→ EXERCISE BRIEF
Extract the records below word for word and ignore the images.

------------------------------------

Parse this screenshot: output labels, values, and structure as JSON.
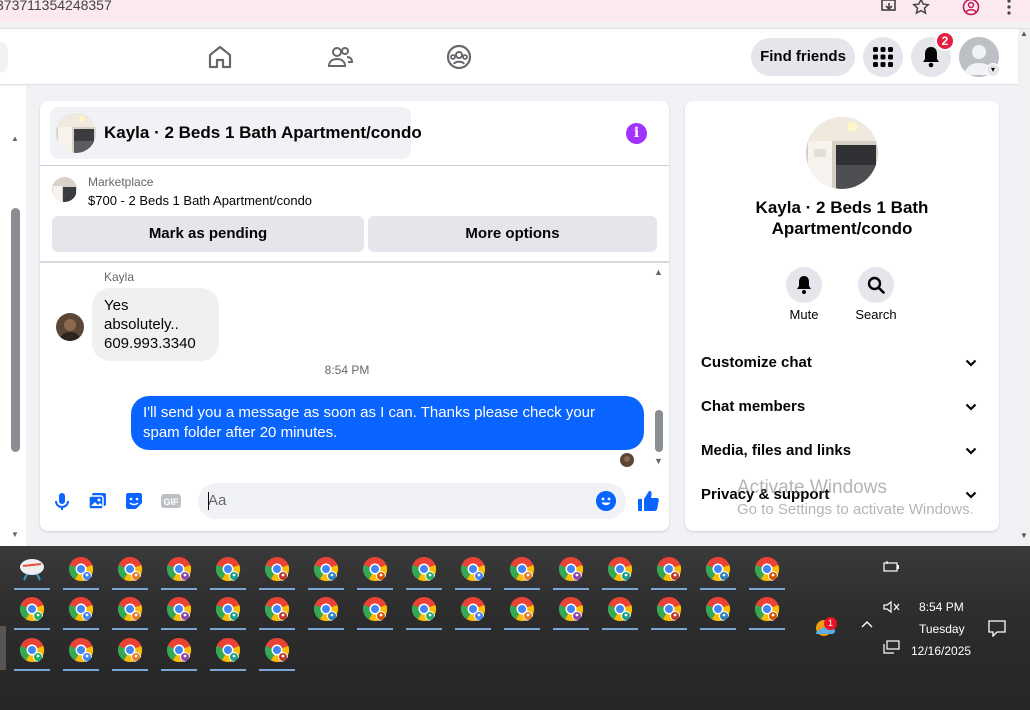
{
  "browser": {
    "url_fragment": "373711354248357"
  },
  "topnav": {
    "find_friends": "Find friends",
    "notification_count": "2"
  },
  "chat": {
    "title": "Kayla · 2 Beds 1 Bath Apartment/condo",
    "marketplace_label": "Marketplace",
    "listing": "$700 - 2 Beds 1 Bath Apartment/condo",
    "mark_pending": "Mark as pending",
    "more_options": "More options",
    "messages": {
      "sender_name": "Kayla",
      "incoming_line1": "Yes absolutely..",
      "incoming_line2": "609.993.3340",
      "timestamp": "8:54 PM",
      "outgoing": "I'll send you a message as soon as I can. Thanks please check your spam folder after 20 minutes."
    },
    "composer": {
      "placeholder": "Aa"
    }
  },
  "details": {
    "name": "Kayla · 2 Beds 1 Bath Apartment/condo",
    "mute_label": "Mute",
    "search_label": "Search",
    "sections": [
      "Customize chat",
      "Chat members",
      "Media, files and links",
      "Privacy & support"
    ]
  },
  "watermark": {
    "line1": "Activate Windows",
    "line2": "Go to Settings to activate Windows."
  },
  "taskbar": {
    "time": "8:54 PM",
    "day": "Tuesday",
    "date": "12/16/2025",
    "weather_badge": "1"
  },
  "colors": {
    "messenger_blue": "#0a64ff",
    "info_purple": "#a033ff",
    "badge_red": "#e41e3f"
  }
}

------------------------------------

→ SOLUTION
Parse this screenshot: output labels, values, and structure as JSON.
{
  "browser": {
    "url_fragment": "373711354248357"
  },
  "topnav": {
    "find_friends": "Find friends",
    "notification_count": "2"
  },
  "chat": {
    "title": "Kayla · 2 Beds 1 Bath Apartment/condo",
    "marketplace_label": "Marketplace",
    "listing": "$700 - 2 Beds 1 Bath Apartment/condo",
    "mark_pending": "Mark as pending",
    "more_options": "More options",
    "messages": {
      "sender_name": "Kayla",
      "incoming_line1": "Yes absolutely..",
      "incoming_line2": "609.993.3340",
      "timestamp": "8:54 PM",
      "outgoing": "I'll send you a message as soon as I can. Thanks please check your spam folder after 20 minutes."
    },
    "composer": {
      "placeholder": "Aa"
    }
  },
  "details": {
    "name": "Kayla · 2 Beds 1 Bath Apartment/condo",
    "mute_label": "Mute",
    "search_label": "Search",
    "sections": [
      "Customize chat",
      "Chat members",
      "Media, files and links",
      "Privacy & support"
    ]
  },
  "watermark": {
    "line1": "Activate Windows",
    "line2": "Go to Settings to activate Windows."
  },
  "taskbar": {
    "time": "8:54 PM",
    "day": "Tuesday",
    "date": "12/16/2025",
    "weather_badge": "1"
  },
  "colors": {
    "messenger_blue": "#0a64ff",
    "info_purple": "#a033ff",
    "badge_red": "#e41e3f"
  }
}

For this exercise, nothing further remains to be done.